TASK TO CARRY OUT: Scan the records for the word "chevron". Return each line where it is found.

INPUT:

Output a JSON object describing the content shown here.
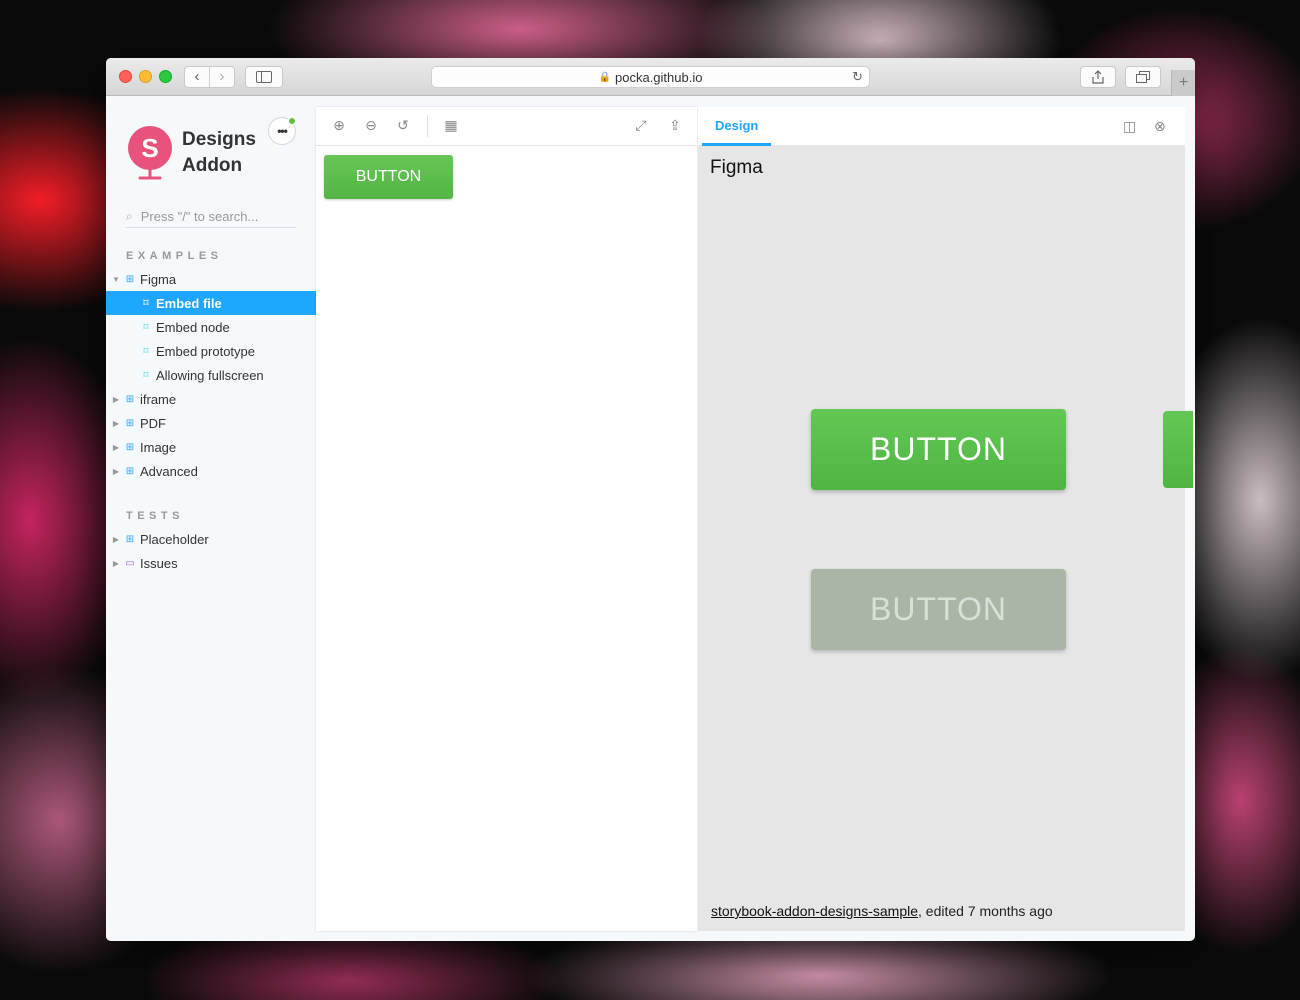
{
  "browser": {
    "url": "pocka.github.io",
    "back_icon": "chevron-left-icon",
    "forward_icon": "chevron-right-icon",
    "new_tab_label": "+"
  },
  "sidebar": {
    "brand_line1": "Designs",
    "brand_line2": "Addon",
    "more_label": "•••",
    "search_placeholder": "Press \"/\" to search...",
    "sections": [
      {
        "title": "EXAMPLES"
      },
      {
        "title": "TESTS"
      }
    ],
    "items": [
      {
        "label": "Figma",
        "type": "component",
        "expanded": true
      },
      {
        "label": "Embed file",
        "type": "story",
        "selected": true
      },
      {
        "label": "Embed node",
        "type": "story"
      },
      {
        "label": "Embed prototype",
        "type": "story"
      },
      {
        "label": "Allowing fullscreen",
        "type": "story"
      },
      {
        "label": "iframe",
        "type": "component"
      },
      {
        "label": "PDF",
        "type": "component"
      },
      {
        "label": "Image",
        "type": "component"
      },
      {
        "label": "Advanced",
        "type": "component"
      },
      {
        "label": "Placeholder",
        "type": "component"
      },
      {
        "label": "Issues",
        "type": "folder"
      }
    ]
  },
  "canvas": {
    "button_label": "BUTTON"
  },
  "design": {
    "tab_label": "Design",
    "embed_title": "Figma",
    "primary_button": "BUTTON",
    "disabled_button": "BUTTON",
    "file_link": "storybook-addon-designs-sample",
    "edited_text": ", edited 7 months ago"
  },
  "colors": {
    "accent": "#1ea7fd",
    "button_green": "#5bbd4b",
    "disabled_grey": "#aab5a6",
    "logo_pink": "#e8537e"
  }
}
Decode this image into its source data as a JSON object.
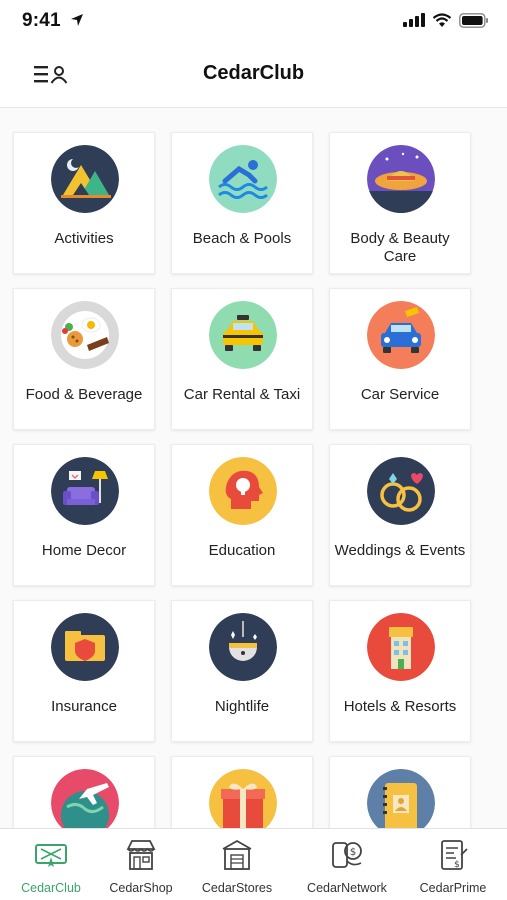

ANSWER:
    "back_icon": "chevron-left-icon",
    "forward_icon": "chevron-right-icon",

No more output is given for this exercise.